* _EXCERPTED DATA_

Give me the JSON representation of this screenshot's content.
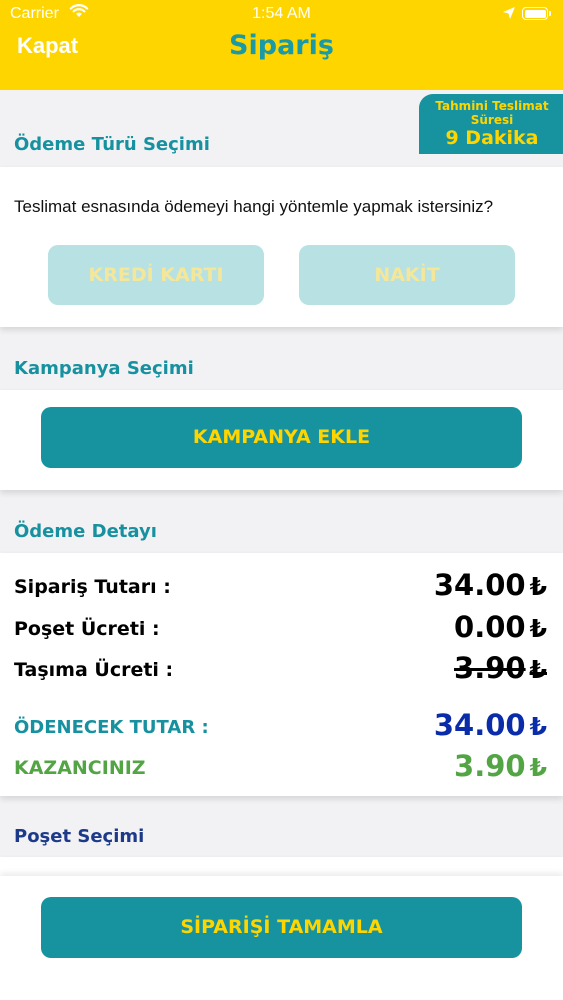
{
  "status_bar": {
    "carrier": "Carrier",
    "time": "1:54 AM"
  },
  "header": {
    "close_label": "Kapat",
    "title": "Sipariş"
  },
  "eta": {
    "line1": "Tahmini Teslimat",
    "line2": "Süresi",
    "value": "9 Dakika"
  },
  "payment": {
    "section_title": "Ödeme Türü Seçimi",
    "question": "Teslimat esnasında ödemeyi hangi yöntemle yapmak istersiniz?",
    "options": [
      "KREDİ KARTI",
      "NAKİT"
    ]
  },
  "campaign": {
    "section_title": "Kampanya Seçimi",
    "button_label": "KAMPANYA EKLE"
  },
  "details": {
    "section_title": "Ödeme Detayı",
    "currency": "₺",
    "rows": [
      {
        "label": "Sipariş Tutarı :",
        "value": "34.00"
      },
      {
        "label": "Poşet Ücreti :",
        "value": "0.00"
      },
      {
        "label": "Taşıma Ücreti :",
        "value": "3.90"
      }
    ],
    "total_label": "ÖDENECEK TUTAR :",
    "total_value": "34.00",
    "saving_label": "KAZANCINIZ",
    "saving_value": "3.90"
  },
  "bag": {
    "section_title": "Poşet Seçimi"
  },
  "footer": {
    "complete_label": "SİPARİŞİ TAMAMLA"
  },
  "colors": {
    "brand_yellow": "#ffd500",
    "brand_teal": "#17939f",
    "total_blue": "#0a2ca8",
    "saving_green": "#52a445"
  },
  "icons": [
    "wifi-icon",
    "location-icon",
    "battery-icon"
  ]
}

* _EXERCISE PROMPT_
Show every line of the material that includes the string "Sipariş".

* _ANSWER TO THIS TASK_
    "title": "Sipariş"
        "label": "Sipariş Tutarı :",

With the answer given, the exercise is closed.